[Data for review]:
★ ★ ★ ★ ★ ★ ★
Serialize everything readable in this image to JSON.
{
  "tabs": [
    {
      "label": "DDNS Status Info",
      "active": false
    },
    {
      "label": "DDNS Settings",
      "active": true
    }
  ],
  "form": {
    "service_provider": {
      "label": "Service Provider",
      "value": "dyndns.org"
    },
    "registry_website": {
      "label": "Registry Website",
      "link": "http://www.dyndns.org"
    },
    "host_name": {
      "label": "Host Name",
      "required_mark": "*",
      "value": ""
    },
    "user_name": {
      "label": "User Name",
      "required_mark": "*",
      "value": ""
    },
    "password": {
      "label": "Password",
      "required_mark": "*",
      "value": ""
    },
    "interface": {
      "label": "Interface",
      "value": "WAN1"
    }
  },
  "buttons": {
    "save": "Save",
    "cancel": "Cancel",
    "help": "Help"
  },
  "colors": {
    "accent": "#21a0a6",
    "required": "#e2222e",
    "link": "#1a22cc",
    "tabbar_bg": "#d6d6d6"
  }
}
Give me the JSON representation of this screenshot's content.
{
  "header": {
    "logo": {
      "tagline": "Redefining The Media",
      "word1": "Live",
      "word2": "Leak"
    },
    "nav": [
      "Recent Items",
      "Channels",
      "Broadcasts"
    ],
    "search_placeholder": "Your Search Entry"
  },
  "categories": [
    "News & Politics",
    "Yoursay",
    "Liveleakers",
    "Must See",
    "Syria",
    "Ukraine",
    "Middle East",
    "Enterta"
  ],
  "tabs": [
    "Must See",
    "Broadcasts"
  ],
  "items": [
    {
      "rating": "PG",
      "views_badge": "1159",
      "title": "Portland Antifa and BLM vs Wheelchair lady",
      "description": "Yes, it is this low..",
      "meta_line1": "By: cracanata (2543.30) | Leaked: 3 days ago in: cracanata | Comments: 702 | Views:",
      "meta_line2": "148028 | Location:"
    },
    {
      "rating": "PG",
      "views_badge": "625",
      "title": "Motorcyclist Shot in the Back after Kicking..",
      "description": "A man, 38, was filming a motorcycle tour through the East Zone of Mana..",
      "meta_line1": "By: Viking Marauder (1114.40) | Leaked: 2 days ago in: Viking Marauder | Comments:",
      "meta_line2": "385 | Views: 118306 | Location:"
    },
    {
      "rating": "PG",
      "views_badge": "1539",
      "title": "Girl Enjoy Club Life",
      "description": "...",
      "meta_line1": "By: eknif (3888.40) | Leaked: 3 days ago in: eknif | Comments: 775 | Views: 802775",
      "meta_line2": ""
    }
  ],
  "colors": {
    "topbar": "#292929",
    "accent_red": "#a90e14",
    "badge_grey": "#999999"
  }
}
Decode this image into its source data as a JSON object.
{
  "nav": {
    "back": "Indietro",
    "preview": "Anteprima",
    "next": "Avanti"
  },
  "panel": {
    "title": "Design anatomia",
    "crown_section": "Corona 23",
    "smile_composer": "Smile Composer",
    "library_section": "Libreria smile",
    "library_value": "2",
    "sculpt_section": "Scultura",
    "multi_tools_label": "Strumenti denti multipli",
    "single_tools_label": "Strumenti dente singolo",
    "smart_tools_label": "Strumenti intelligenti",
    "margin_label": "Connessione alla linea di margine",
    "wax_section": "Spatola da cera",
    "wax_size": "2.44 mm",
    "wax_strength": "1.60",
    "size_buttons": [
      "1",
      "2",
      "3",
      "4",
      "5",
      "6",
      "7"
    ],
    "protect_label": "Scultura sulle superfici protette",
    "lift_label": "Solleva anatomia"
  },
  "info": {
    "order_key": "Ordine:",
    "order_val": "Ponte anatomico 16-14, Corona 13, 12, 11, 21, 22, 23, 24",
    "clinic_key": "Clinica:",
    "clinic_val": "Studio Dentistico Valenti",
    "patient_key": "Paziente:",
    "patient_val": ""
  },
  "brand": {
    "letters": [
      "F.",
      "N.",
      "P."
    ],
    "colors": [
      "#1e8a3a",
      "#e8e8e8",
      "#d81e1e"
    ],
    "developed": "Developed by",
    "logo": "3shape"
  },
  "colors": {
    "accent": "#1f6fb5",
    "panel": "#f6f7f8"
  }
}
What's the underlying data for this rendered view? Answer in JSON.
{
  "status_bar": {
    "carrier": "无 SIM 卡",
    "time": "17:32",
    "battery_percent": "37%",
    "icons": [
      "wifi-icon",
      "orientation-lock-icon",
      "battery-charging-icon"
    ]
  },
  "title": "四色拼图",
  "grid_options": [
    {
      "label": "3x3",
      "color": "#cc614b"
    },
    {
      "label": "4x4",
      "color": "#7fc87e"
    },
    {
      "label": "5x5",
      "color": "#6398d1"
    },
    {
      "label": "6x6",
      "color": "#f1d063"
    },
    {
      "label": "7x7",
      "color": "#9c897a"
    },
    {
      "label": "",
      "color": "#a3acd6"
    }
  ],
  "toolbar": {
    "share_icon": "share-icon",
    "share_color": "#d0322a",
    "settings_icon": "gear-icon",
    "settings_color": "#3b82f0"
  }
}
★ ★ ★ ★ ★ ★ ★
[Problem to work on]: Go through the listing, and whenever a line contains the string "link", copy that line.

[Result of this task]:
      "link": "http://www.dyndns.org"
    "link": "#1a22cc",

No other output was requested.